I thought I was clever enough to not get caught

Elise Fleischaker Neurensic Blog

Spoofing IntentSince November 2015, our machine learning tool for detecting spoofing and market manipulation has been getting a lot of buzz. The company has a record of detecting market manipulation in listed derivatives based upon high profile cases. We put together an Artificial Intelligence (AI) tool that allowed compliance officers to quickly detect who was manipulating the markets and why.

But computers don’t really trade – they are programmed, just like our trade surveillance tool. Surely these computer programs looking at trade data wouldn’t be able to catch a sophisticated scheme. After all, the public cases against Navinder Sarao and Michael Coscia didn’t show any really deep levels of sophistication.

My plan was to show that I was better than the machine. In doing so, we could use my trading to improve Neurensic’s machine learning trade surveillance tool. To keep this above reproach, this scheme would be implemented in a fictitious market, the Jelly Bean Exchange, and would trade a fictitious product.  

The trading scheme I chose to go after is called “collapsing.”  Here is the premise:

Step 1: I put in a series of small orders at different prices. Similar to layering but my orders would be small, so they wouldn’t stand out. I had no intention of these orders ever being filled.
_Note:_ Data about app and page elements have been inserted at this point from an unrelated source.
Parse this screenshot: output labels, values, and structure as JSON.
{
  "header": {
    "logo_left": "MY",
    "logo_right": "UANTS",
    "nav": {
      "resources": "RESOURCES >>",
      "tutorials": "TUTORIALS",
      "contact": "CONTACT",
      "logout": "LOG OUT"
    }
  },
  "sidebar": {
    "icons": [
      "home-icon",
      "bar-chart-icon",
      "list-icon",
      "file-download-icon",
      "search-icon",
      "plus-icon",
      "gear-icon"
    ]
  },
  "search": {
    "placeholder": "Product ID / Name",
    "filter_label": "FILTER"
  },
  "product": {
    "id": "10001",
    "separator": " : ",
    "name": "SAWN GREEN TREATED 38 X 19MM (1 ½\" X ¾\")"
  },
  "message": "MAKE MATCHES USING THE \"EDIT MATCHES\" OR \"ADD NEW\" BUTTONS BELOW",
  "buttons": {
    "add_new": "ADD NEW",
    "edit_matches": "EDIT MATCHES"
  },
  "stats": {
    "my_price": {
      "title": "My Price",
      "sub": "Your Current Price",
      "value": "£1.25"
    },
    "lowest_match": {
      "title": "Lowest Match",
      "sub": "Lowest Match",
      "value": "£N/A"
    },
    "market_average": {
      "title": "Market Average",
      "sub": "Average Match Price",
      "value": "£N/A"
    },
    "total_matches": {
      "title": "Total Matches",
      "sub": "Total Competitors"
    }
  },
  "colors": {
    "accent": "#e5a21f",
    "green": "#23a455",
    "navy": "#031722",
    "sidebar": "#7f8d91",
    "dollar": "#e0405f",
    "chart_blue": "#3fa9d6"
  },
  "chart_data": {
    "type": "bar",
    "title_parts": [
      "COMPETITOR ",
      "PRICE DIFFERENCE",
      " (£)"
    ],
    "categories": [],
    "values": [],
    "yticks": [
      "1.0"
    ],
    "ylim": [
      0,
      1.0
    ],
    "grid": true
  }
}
Step 2: I put in my real order on the other side of the market.

Step 3: I collapsed the small spoof orders to the same price point to create a spoof size. On the market data stream, it would look like big size had just hit the book at the same price point. In reality, it was just a bunch of orders all being collapsed together.

Step 4: My real order was filled. This is the order I really wanted filled.

Step 5: I cancelled all my small spoof orders.

This test was included in a series of other trading activity when we turned it over to our programs to evaluate. There were plenty of other things for the system to catch and I figured it would miss my “collapse” strategy.

So how did I do?

Oct 15, 2007

Phot by Roman Stoto on Flickr.com

The Neurensic compliance engine scores all “clusters” of trades on a scale from 200 to 800. A low score (200) means that the engine is saying that the cluster of trades was very much safe, and not similar to known cases of market manipulation. A high score indicates that there is a strong similarity in the trade cluster to known cases of market manipulation.

My collapsing strategy was scored at 752. They caught me. Artificial intelligence really does beat my ability to manipulate markets. I’m glad I was only trading Jelly Beans inside our own office.  

Maybe I should buy our technologists some Jelly Beans for a job well done.